---- RECORDS FOR PROCESSING

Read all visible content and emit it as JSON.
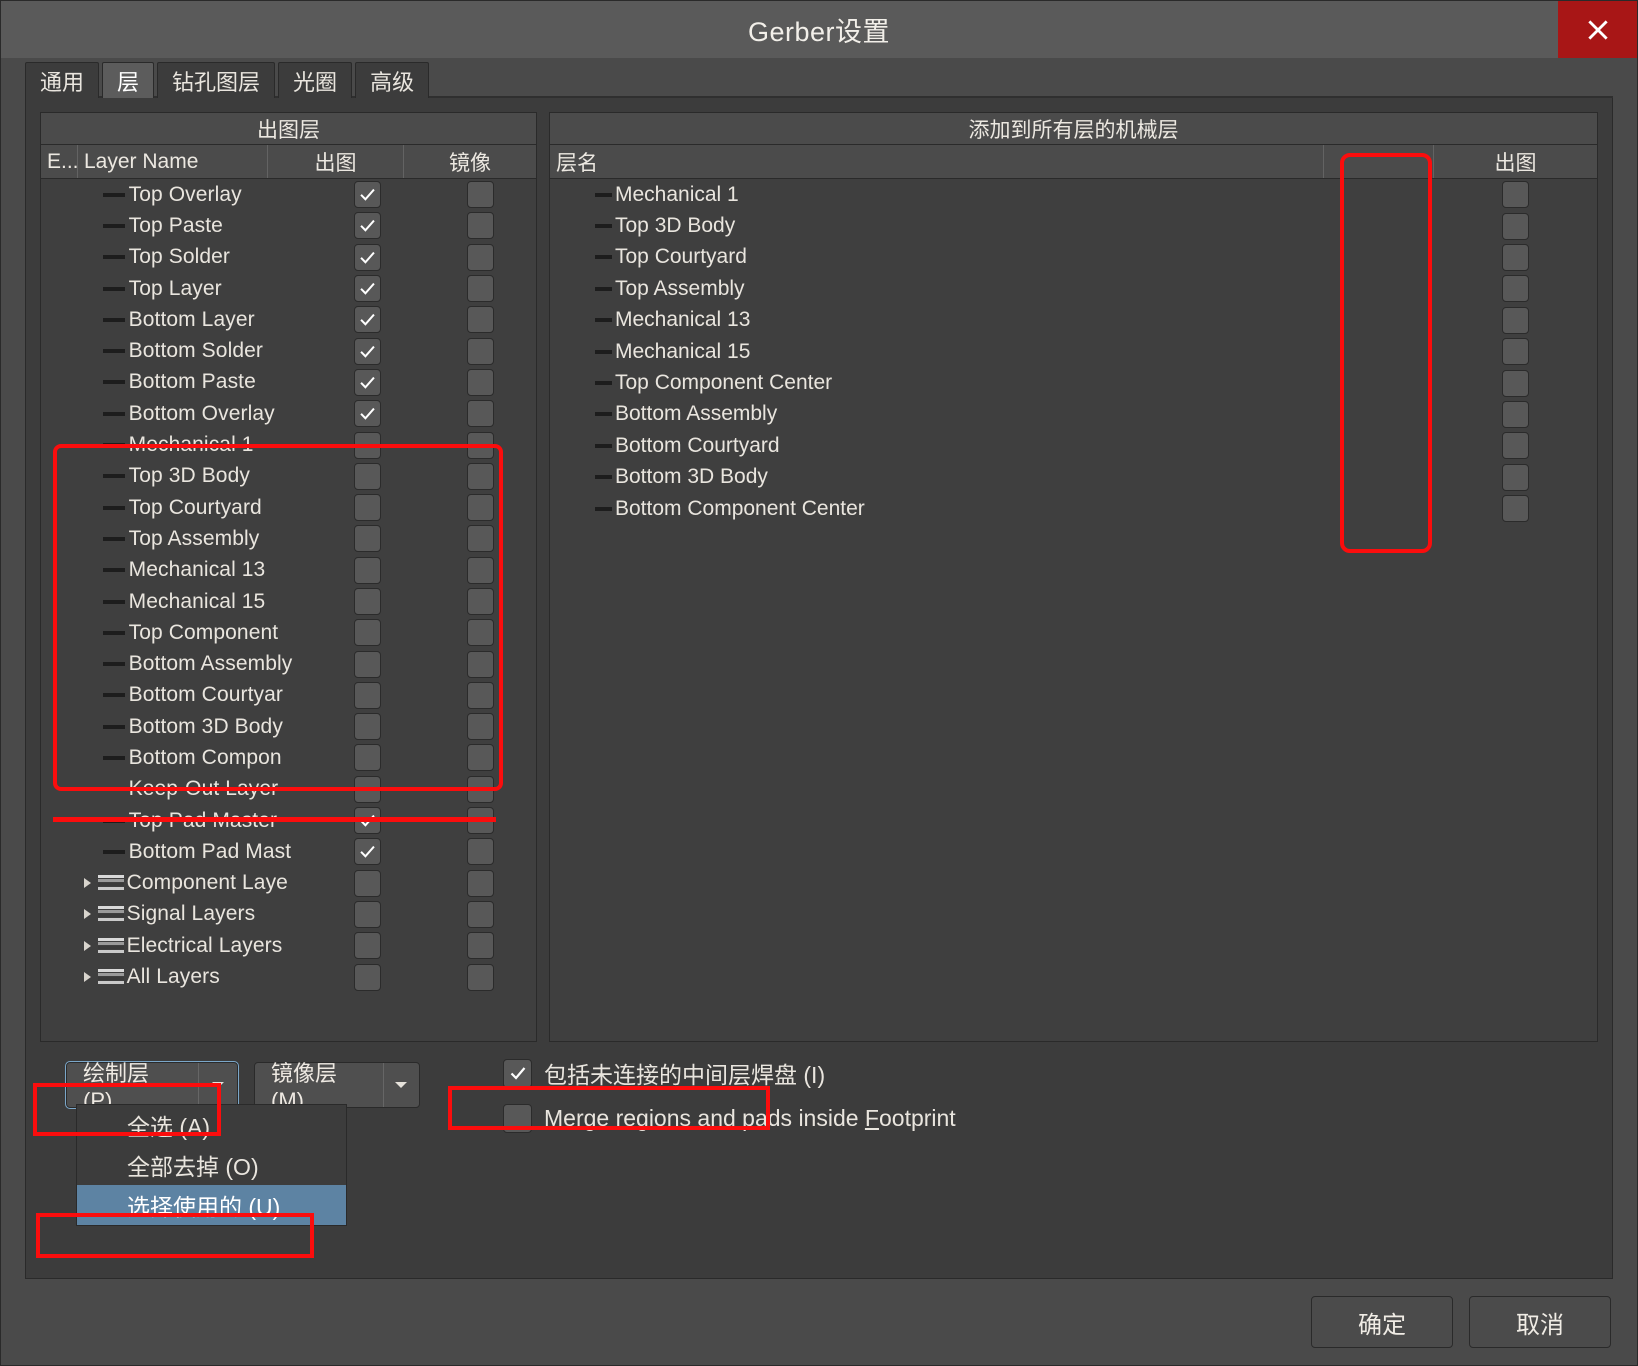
{
  "window": {
    "title": "Gerber设置",
    "close_icon": "close-icon"
  },
  "tabs": [
    {
      "label": "通用",
      "active": false
    },
    {
      "label": "层",
      "active": true
    },
    {
      "label": "钻孔图层",
      "active": false
    },
    {
      "label": "光圈",
      "active": false
    },
    {
      "label": "高级",
      "active": false
    }
  ],
  "left_pane": {
    "title": "出图层",
    "columns": {
      "extra": "E...",
      "name": "Layer Name",
      "plot": "出图",
      "mirror": "镜像"
    },
    "rows": [
      {
        "name": "Top Overlay",
        "plot": true,
        "mirror": false,
        "kind": "layer"
      },
      {
        "name": "Top Paste",
        "plot": true,
        "mirror": false,
        "kind": "layer"
      },
      {
        "name": "Top Solder",
        "plot": true,
        "mirror": false,
        "kind": "layer"
      },
      {
        "name": "Top Layer",
        "plot": true,
        "mirror": false,
        "kind": "layer"
      },
      {
        "name": "Bottom Layer",
        "plot": true,
        "mirror": false,
        "kind": "layer"
      },
      {
        "name": "Bottom Solder",
        "plot": true,
        "mirror": false,
        "kind": "layer"
      },
      {
        "name": "Bottom Paste",
        "plot": true,
        "mirror": false,
        "kind": "layer"
      },
      {
        "name": "Bottom Overlay",
        "plot": true,
        "mirror": false,
        "kind": "layer"
      },
      {
        "name": "Mechanical 1",
        "plot": false,
        "mirror": false,
        "kind": "layer"
      },
      {
        "name": "Top 3D Body",
        "plot": false,
        "mirror": false,
        "kind": "layer"
      },
      {
        "name": "Top Courtyard",
        "plot": false,
        "mirror": false,
        "kind": "layer"
      },
      {
        "name": "Top Assembly",
        "plot": false,
        "mirror": false,
        "kind": "layer"
      },
      {
        "name": "Mechanical 13",
        "plot": false,
        "mirror": false,
        "kind": "layer"
      },
      {
        "name": "Mechanical 15",
        "plot": false,
        "mirror": false,
        "kind": "layer"
      },
      {
        "name": "Top Component",
        "plot": false,
        "mirror": false,
        "kind": "layer"
      },
      {
        "name": "Bottom Assembly",
        "plot": false,
        "mirror": false,
        "kind": "layer"
      },
      {
        "name": "Bottom Courtyar",
        "plot": false,
        "mirror": false,
        "kind": "layer"
      },
      {
        "name": "Bottom 3D Body",
        "plot": false,
        "mirror": false,
        "kind": "layer"
      },
      {
        "name": "Bottom Compon",
        "plot": false,
        "mirror": false,
        "kind": "layer"
      },
      {
        "name": "Keep-Out Layer",
        "plot": false,
        "mirror": false,
        "kind": "layer"
      },
      {
        "name": "Top Pad Master",
        "plot": true,
        "mirror": false,
        "kind": "layer"
      },
      {
        "name": "Bottom Pad Mast",
        "plot": true,
        "mirror": false,
        "kind": "layer"
      },
      {
        "name": "Component Laye",
        "plot": false,
        "mirror": false,
        "kind": "group"
      },
      {
        "name": "Signal Layers",
        "plot": false,
        "mirror": false,
        "kind": "group"
      },
      {
        "name": "Electrical Layers",
        "plot": false,
        "mirror": false,
        "kind": "group"
      },
      {
        "name": "All Layers",
        "plot": false,
        "mirror": false,
        "kind": "group"
      }
    ]
  },
  "right_pane": {
    "title": "添加到所有层的机械层",
    "columns": {
      "name": "层名",
      "plot": "出图"
    },
    "rows": [
      {
        "name": "Mechanical 1",
        "plot": false
      },
      {
        "name": "Top 3D Body",
        "plot": false
      },
      {
        "name": "Top Courtyard",
        "plot": false
      },
      {
        "name": "Top Assembly",
        "plot": false
      },
      {
        "name": "Mechanical 13",
        "plot": false
      },
      {
        "name": "Mechanical 15",
        "plot": false
      },
      {
        "name": "Top Component Center",
        "plot": false
      },
      {
        "name": "Bottom Assembly",
        "plot": false
      },
      {
        "name": "Bottom Courtyard",
        "plot": false
      },
      {
        "name": "Bottom 3D Body",
        "plot": false
      },
      {
        "name": "Bottom Component Center",
        "plot": false
      }
    ]
  },
  "controls": {
    "plot_layers_label": "绘制层 (P)",
    "mirror_layers_label": "镜像层 (M)",
    "menu": {
      "items": [
        {
          "label": "全选 (A)",
          "selected": false
        },
        {
          "label": "全部去掉 (O)",
          "selected": false
        },
        {
          "label": "选择使用的 (U)",
          "selected": true
        }
      ]
    },
    "checkbox_include": {
      "label": "包括未连接的中间层焊盘 (I)",
      "checked": true
    },
    "checkbox_merge": {
      "label": "Merge regions and pads inside Footprint",
      "checked": false
    }
  },
  "footer": {
    "ok_label": "确定",
    "cancel_label": "取消"
  },
  "colors": {
    "accent_red": "#fb0d0d",
    "close_red": "#a81616",
    "selection_blue": "#5d83a3",
    "window_bg": "#4a4a4a",
    "pane_bg": "#3f3f3f"
  }
}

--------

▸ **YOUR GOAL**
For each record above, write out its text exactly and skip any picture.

▸ **ANSWER BELOW**
Read all visible content and emit it as JSON.
{
  "window": {
    "title": "Gerber设置",
    "close_icon": "close-icon"
  },
  "tabs": [
    {
      "label": "通用",
      "active": false
    },
    {
      "label": "层",
      "active": true
    },
    {
      "label": "钻孔图层",
      "active": false
    },
    {
      "label": "光圈",
      "active": false
    },
    {
      "label": "高级",
      "active": false
    }
  ],
  "left_pane": {
    "title": "出图层",
    "columns": {
      "extra": "E...",
      "name": "Layer Name",
      "plot": "出图",
      "mirror": "镜像"
    },
    "rows": [
      {
        "name": "Top Overlay",
        "plot": true,
        "mirror": false,
        "kind": "layer"
      },
      {
        "name": "Top Paste",
        "plot": true,
        "mirror": false,
        "kind": "layer"
      },
      {
        "name": "Top Solder",
        "plot": true,
        "mirror": false,
        "kind": "layer"
      },
      {
        "name": "Top Layer",
        "plot": true,
        "mirror": false,
        "kind": "layer"
      },
      {
        "name": "Bottom Layer",
        "plot": true,
        "mirror": false,
        "kind": "layer"
      },
      {
        "name": "Bottom Solder",
        "plot": true,
        "mirror": false,
        "kind": "layer"
      },
      {
        "name": "Bottom Paste",
        "plot": true,
        "mirror": false,
        "kind": "layer"
      },
      {
        "name": "Bottom Overlay",
        "plot": true,
        "mirror": false,
        "kind": "layer"
      },
      {
        "name": "Mechanical 1",
        "plot": false,
        "mirror": false,
        "kind": "layer"
      },
      {
        "name": "Top 3D Body",
        "plot": false,
        "mirror": false,
        "kind": "layer"
      },
      {
        "name": "Top Courtyard",
        "plot": false,
        "mirror": false,
        "kind": "layer"
      },
      {
        "name": "Top Assembly",
        "plot": false,
        "mirror": false,
        "kind": "layer"
      },
      {
        "name": "Mechanical 13",
        "plot": false,
        "mirror": false,
        "kind": "layer"
      },
      {
        "name": "Mechanical 15",
        "plot": false,
        "mirror": false,
        "kind": "layer"
      },
      {
        "name": "Top Component",
        "plot": false,
        "mirror": false,
        "kind": "layer"
      },
      {
        "name": "Bottom Assembly",
        "plot": false,
        "mirror": false,
        "kind": "layer"
      },
      {
        "name": "Bottom Courtyar",
        "plot": false,
        "mirror": false,
        "kind": "layer"
      },
      {
        "name": "Bottom 3D Body",
        "plot": false,
        "mirror": false,
        "kind": "layer"
      },
      {
        "name": "Bottom Compon",
        "plot": false,
        "mirror": false,
        "kind": "layer"
      },
      {
        "name": "Keep-Out Layer",
        "plot": false,
        "mirror": false,
        "kind": "layer"
      },
      {
        "name": "Top Pad Master",
        "plot": true,
        "mirror": false,
        "kind": "layer"
      },
      {
        "name": "Bottom Pad Mast",
        "plot": true,
        "mirror": false,
        "kind": "layer"
      },
      {
        "name": "Component Laye",
        "plot": false,
        "mirror": false,
        "kind": "group"
      },
      {
        "name": "Signal Layers",
        "plot": false,
        "mirror": false,
        "kind": "group"
      },
      {
        "name": "Electrical Layers",
        "plot": false,
        "mirror": false,
        "kind": "group"
      },
      {
        "name": "All Layers",
        "plot": false,
        "mirror": false,
        "kind": "group"
      }
    ]
  },
  "right_pane": {
    "title": "添加到所有层的机械层",
    "columns": {
      "name": "层名",
      "plot": "出图"
    },
    "rows": [
      {
        "name": "Mechanical 1",
        "plot": false
      },
      {
        "name": "Top 3D Body",
        "plot": false
      },
      {
        "name": "Top Courtyard",
        "plot": false
      },
      {
        "name": "Top Assembly",
        "plot": false
      },
      {
        "name": "Mechanical 13",
        "plot": false
      },
      {
        "name": "Mechanical 15",
        "plot": false
      },
      {
        "name": "Top Component Center",
        "plot": false
      },
      {
        "name": "Bottom Assembly",
        "plot": false
      },
      {
        "name": "Bottom Courtyard",
        "plot": false
      },
      {
        "name": "Bottom 3D Body",
        "plot": false
      },
      {
        "name": "Bottom Component Center",
        "plot": false
      }
    ]
  },
  "controls": {
    "plot_layers_label": "绘制层 (P)",
    "mirror_layers_label": "镜像层 (M)",
    "menu": {
      "items": [
        {
          "label": "全选 (A)",
          "selected": false
        },
        {
          "label": "全部去掉 (O)",
          "selected": false
        },
        {
          "label": "选择使用的 (U)",
          "selected": true
        }
      ]
    },
    "checkbox_include": {
      "label": "包括未连接的中间层焊盘 (I)",
      "checked": true
    },
    "checkbox_merge": {
      "label": "Merge regions and pads inside Footprint",
      "checked": false
    }
  },
  "footer": {
    "ok_label": "确定",
    "cancel_label": "取消"
  },
  "colors": {
    "accent_red": "#fb0d0d",
    "close_red": "#a81616",
    "selection_blue": "#5d83a3",
    "window_bg": "#4a4a4a",
    "pane_bg": "#3f3f3f"
  }
}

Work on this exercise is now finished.